> _AVAILABLE RECORDS_:
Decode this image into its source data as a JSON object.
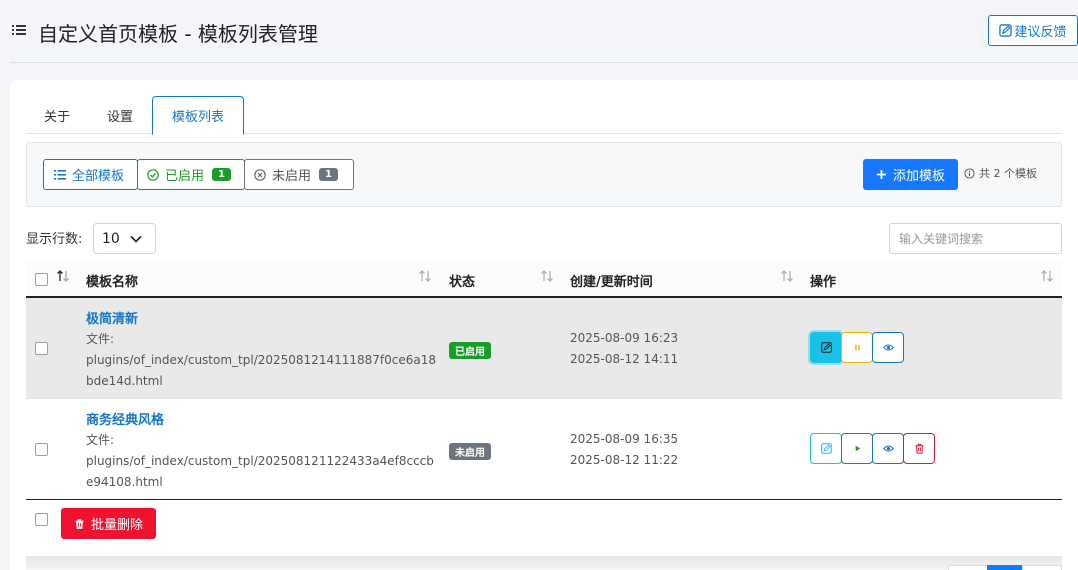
{
  "header": {
    "title": "自定义首页模板 - 模板列表管理",
    "feedback_label": "建议反馈"
  },
  "tabs": [
    {
      "label": "关于",
      "active": false
    },
    {
      "label": "设置",
      "active": false
    },
    {
      "label": "模板列表",
      "active": true
    }
  ],
  "filters": {
    "all_label": "全部模板",
    "enabled_label": "已启用",
    "enabled_count": "1",
    "disabled_label": "未启用",
    "disabled_count": "1",
    "add_label": "添加模板",
    "total_note": "共 2 个模板"
  },
  "table_controls": {
    "rows_label": "显示行数:",
    "rows_value": "10",
    "search_placeholder": "输入关键词搜索"
  },
  "columns": {
    "name": "模板名称",
    "status": "状态",
    "time": "创建/更新时间",
    "actions": "操作"
  },
  "rows": [
    {
      "name": "极简清新",
      "file_label": "文件:",
      "file_path": "plugins/of_index/custom_tpl/2025081214111887f0ce6a18bde14d.html",
      "status": "已启用",
      "created": "2025-08-09 16:23",
      "updated": "2025-08-12 14:11"
    },
    {
      "name": "商务经典风格",
      "file_label": "文件:",
      "file_path": "plugins/of_index/custom_tpl/202508121122433a4ef8cccbe94108.html",
      "status": "未启用",
      "created": "2025-08-09 16:35",
      "updated": "2025-08-12 11:22"
    }
  ],
  "footer": {
    "bulk_delete_label": "批量删除"
  },
  "colors": {
    "primary": "#1677ff",
    "link": "#1677c9",
    "success": "#1a9c2a",
    "secondary": "#6c757d",
    "danger": "#ef1330",
    "info": "#17c1e8",
    "warning": "#f5b400"
  },
  "icons": [
    "list-icon",
    "edit-square-icon",
    "check-circle-icon",
    "x-circle-icon",
    "plus-icon",
    "info-icon",
    "chevron-down-icon",
    "sort-icon",
    "edit-icon",
    "pause-icon",
    "play-icon",
    "eye-icon",
    "trash-icon"
  ]
}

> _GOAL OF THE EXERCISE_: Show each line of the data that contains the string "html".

> _REPLY TO THE EXERCISE_:
      "file_path": "plugins/of_index/custom_tpl/2025081214111887f0ce6a18bde14d.html",
      "file_path": "plugins/of_index/custom_tpl/202508121122433a4ef8cccbe94108.html",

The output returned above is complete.